## Your objective
Every single entry should be printed exactly.
__________
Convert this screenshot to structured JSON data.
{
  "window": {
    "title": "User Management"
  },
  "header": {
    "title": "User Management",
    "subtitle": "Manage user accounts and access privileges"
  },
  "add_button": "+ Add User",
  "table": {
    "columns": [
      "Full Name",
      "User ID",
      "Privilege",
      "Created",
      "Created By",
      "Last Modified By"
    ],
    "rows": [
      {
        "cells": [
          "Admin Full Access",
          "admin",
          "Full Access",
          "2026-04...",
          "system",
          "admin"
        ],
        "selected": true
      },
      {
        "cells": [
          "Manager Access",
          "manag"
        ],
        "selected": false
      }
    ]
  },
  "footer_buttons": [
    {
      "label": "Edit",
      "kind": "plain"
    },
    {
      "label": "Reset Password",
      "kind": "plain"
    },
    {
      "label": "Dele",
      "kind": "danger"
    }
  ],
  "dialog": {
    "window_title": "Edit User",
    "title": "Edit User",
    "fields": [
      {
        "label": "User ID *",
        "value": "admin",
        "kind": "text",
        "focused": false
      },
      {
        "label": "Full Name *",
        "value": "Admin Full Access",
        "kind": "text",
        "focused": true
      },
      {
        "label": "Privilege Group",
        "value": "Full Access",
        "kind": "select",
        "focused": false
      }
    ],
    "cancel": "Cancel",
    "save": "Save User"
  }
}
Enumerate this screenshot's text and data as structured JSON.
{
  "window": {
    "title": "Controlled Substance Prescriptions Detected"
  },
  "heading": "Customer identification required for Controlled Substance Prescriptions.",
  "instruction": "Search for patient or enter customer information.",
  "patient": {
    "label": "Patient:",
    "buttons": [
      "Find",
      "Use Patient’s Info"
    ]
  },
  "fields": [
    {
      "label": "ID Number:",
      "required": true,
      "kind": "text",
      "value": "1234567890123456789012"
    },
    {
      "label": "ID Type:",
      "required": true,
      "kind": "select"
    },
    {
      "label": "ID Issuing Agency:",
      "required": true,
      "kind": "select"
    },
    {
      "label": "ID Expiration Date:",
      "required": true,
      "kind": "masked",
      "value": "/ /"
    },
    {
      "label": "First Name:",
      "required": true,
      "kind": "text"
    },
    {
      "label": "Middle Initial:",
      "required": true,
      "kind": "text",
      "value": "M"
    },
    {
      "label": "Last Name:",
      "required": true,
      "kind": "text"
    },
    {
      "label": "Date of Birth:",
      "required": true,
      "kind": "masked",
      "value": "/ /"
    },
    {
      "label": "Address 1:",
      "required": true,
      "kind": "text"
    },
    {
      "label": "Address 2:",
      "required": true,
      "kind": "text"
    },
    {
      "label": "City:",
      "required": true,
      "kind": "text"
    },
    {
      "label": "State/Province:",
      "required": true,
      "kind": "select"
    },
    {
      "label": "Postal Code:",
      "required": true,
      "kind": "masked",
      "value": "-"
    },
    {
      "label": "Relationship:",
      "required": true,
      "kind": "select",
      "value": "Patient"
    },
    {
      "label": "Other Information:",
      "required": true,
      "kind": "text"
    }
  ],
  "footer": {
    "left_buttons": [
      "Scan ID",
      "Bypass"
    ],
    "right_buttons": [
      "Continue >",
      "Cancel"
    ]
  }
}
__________
## Response below
Convert this screenshot to structured JSON data.
{
  "window": {
    "title": "User Management"
  },
  "header": {
    "title": "User Management",
    "subtitle": "Manage user accounts and access privileges"
  },
  "add_button": "+ Add User",
  "table": {
    "columns": [
      "Full Name",
      "User ID",
      "Privilege",
      "Created",
      "Created By",
      "Last Modified By"
    ],
    "rows": [
      {
        "cells": [
          "Admin Full Access",
          "admin",
          "Full Access",
          "2026-04...",
          "system",
          "admin"
        ],
        "selected": true
      },
      {
        "cells": [
          "Manager Access",
          "manag"
        ],
        "selected": false
      }
    ]
  },
  "footer_buttons": [
    {
      "label": "Edit",
      "kind": "plain"
    },
    {
      "label": "Reset Password",
      "kind": "plain"
    },
    {
      "label": "Dele",
      "kind": "danger"
    }
  ],
  "dialog": {
    "window_title": "Edit User",
    "title": "Edit User",
    "fields": [
      {
        "label": "User ID *",
        "value": "admin",
        "kind": "text",
        "focused": false
      },
      {
        "label": "Full Name *",
        "value": "Admin Full Access",
        "kind": "text",
        "focused": true
      },
      {
        "label": "Privilege Group",
        "value": "Full Access",
        "kind": "select",
        "focused": false
      }
    ],
    "cancel": "Cancel",
    "save": "Save User"
  }
}
Enumerate this screenshot's text and data as structured JSON.
{
  "window": {
    "title": "Controlled Substance Prescriptions Detected"
  },
  "heading": "Customer identification required for Controlled Substance Prescriptions.",
  "instruction": "Search for patient or enter customer information.",
  "patient": {
    "label": "Patient:",
    "buttons": [
      "Find",
      "Use Patient’s Info"
    ]
  },
  "fields": [
    {
      "label": "ID Number:",
      "required": true,
      "kind": "text",
      "value": "1234567890123456789012"
    },
    {
      "label": "ID Type:",
      "required": true,
      "kind": "select"
    },
    {
      "label": "ID Issuing Agency:",
      "required": true,
      "kind": "select"
    },
    {
      "label": "ID Expiration Date:",
      "required": true,
      "kind": "masked",
      "value": "/ /"
    },
    {
      "label": "First Name:",
      "required": true,
      "kind": "text"
    },
    {
      "label": "Middle Initial:",
      "required": true,
      "kind": "text",
      "value": "M"
    },
    {
      "label": "Last Name:",
      "required": true,
      "kind": "text"
    },
    {
      "label": "Date of Birth:",
      "required": true,
      "kind": "masked",
      "value": "/ /"
    },
    {
      "label": "Address 1:",
      "required": true,
      "kind": "text"
    },
    {
      "label": "Address 2:",
      "required": true,
      "kind": "text"
    },
    {
      "label": "City:",
      "required": true,
      "kind": "text"
    },
    {
      "label": "State/Province:",
      "required": true,
      "kind": "select"
    },
    {
      "label": "Postal Code:",
      "required": true,
      "kind": "masked",
      "value": "-"
    },
    {
      "label": "Relationship:",
      "required": true,
      "kind": "select",
      "value": "Patient"
    },
    {
      "label": "Other Information:",
      "required": true,
      "kind": "text"
    }
  ],
  "footer": {
    "left_buttons": [
      "Scan ID",
      "Bypass"
    ],
    "right_buttons": [
      "Continue >",
      "Cancel"
    ]
  }
}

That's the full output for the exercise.